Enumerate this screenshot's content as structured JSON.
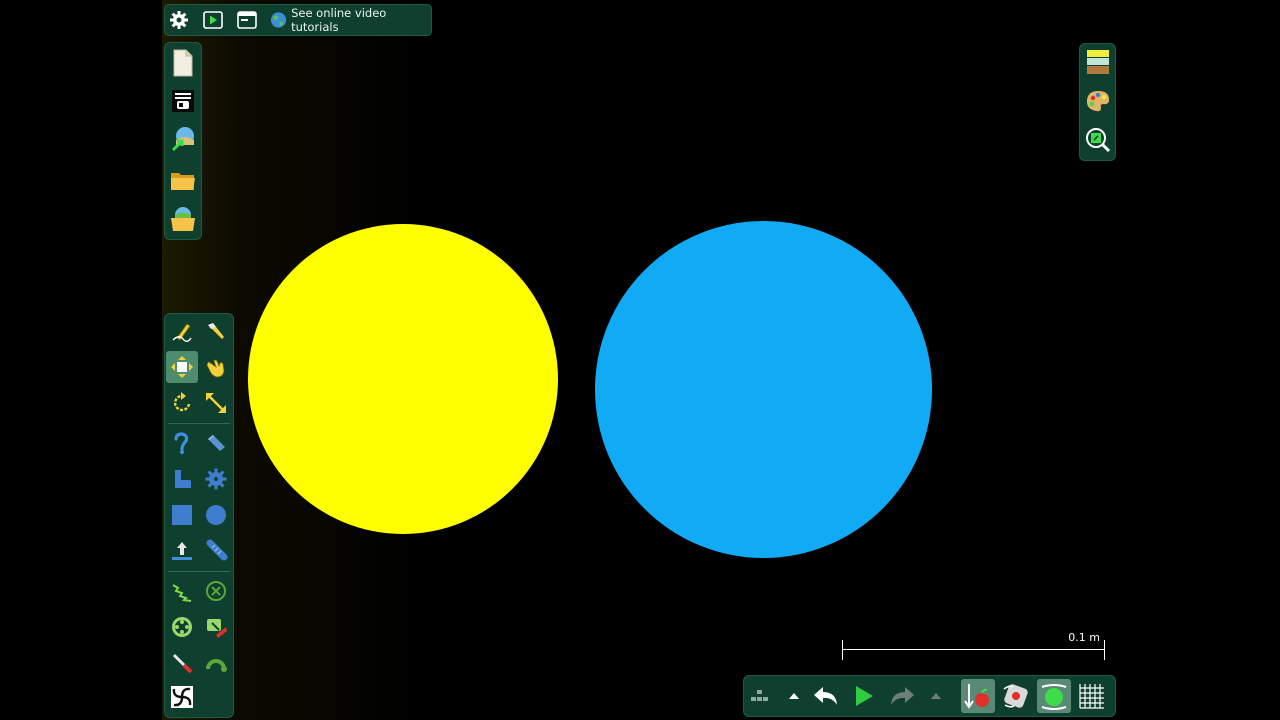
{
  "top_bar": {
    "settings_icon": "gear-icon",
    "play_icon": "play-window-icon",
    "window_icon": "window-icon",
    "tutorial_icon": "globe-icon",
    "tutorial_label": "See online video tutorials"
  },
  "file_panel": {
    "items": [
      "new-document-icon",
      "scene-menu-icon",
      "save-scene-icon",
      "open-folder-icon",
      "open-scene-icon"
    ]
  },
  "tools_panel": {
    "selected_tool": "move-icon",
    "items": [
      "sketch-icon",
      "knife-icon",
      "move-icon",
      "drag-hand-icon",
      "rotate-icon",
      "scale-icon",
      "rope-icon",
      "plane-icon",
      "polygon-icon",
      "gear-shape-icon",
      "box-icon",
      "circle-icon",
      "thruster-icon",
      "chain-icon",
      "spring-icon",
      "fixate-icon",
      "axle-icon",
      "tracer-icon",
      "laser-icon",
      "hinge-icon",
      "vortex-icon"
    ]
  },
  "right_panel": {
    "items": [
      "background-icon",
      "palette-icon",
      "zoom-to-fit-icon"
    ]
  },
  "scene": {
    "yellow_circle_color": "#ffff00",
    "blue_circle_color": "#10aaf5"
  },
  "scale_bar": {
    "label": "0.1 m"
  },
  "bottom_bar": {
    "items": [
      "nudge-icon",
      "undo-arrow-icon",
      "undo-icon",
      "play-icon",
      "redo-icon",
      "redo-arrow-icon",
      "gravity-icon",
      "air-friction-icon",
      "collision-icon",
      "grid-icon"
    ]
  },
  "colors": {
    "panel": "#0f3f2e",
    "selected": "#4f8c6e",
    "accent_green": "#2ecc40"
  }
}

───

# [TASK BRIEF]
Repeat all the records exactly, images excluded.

# [FINISHED TASK]
Enumerate this screenshot's content as structured JSON.
{
  "top_bar": {
    "settings_icon": "gear-icon",
    "play_icon": "play-window-icon",
    "window_icon": "window-icon",
    "tutorial_icon": "globe-icon",
    "tutorial_label": "See online video tutorials"
  },
  "file_panel": {
    "items": [
      "new-document-icon",
      "scene-menu-icon",
      "save-scene-icon",
      "open-folder-icon",
      "open-scene-icon"
    ]
  },
  "tools_panel": {
    "selected_tool": "move-icon",
    "items": [
      "sketch-icon",
      "knife-icon",
      "move-icon",
      "drag-hand-icon",
      "rotate-icon",
      "scale-icon",
      "rope-icon",
      "plane-icon",
      "polygon-icon",
      "gear-shape-icon",
      "box-icon",
      "circle-icon",
      "thruster-icon",
      "chain-icon",
      "spring-icon",
      "fixate-icon",
      "axle-icon",
      "tracer-icon",
      "laser-icon",
      "hinge-icon",
      "vortex-icon"
    ]
  },
  "right_panel": {
    "items": [
      "background-icon",
      "palette-icon",
      "zoom-to-fit-icon"
    ]
  },
  "scene": {
    "yellow_circle_color": "#ffff00",
    "blue_circle_color": "#10aaf5"
  },
  "scale_bar": {
    "label": "0.1 m"
  },
  "bottom_bar": {
    "items": [
      "nudge-icon",
      "undo-arrow-icon",
      "undo-icon",
      "play-icon",
      "redo-icon",
      "redo-arrow-icon",
      "gravity-icon",
      "air-friction-icon",
      "collision-icon",
      "grid-icon"
    ]
  },
  "colors": {
    "panel": "#0f3f2e",
    "selected": "#4f8c6e",
    "accent_green": "#2ecc40"
  }
}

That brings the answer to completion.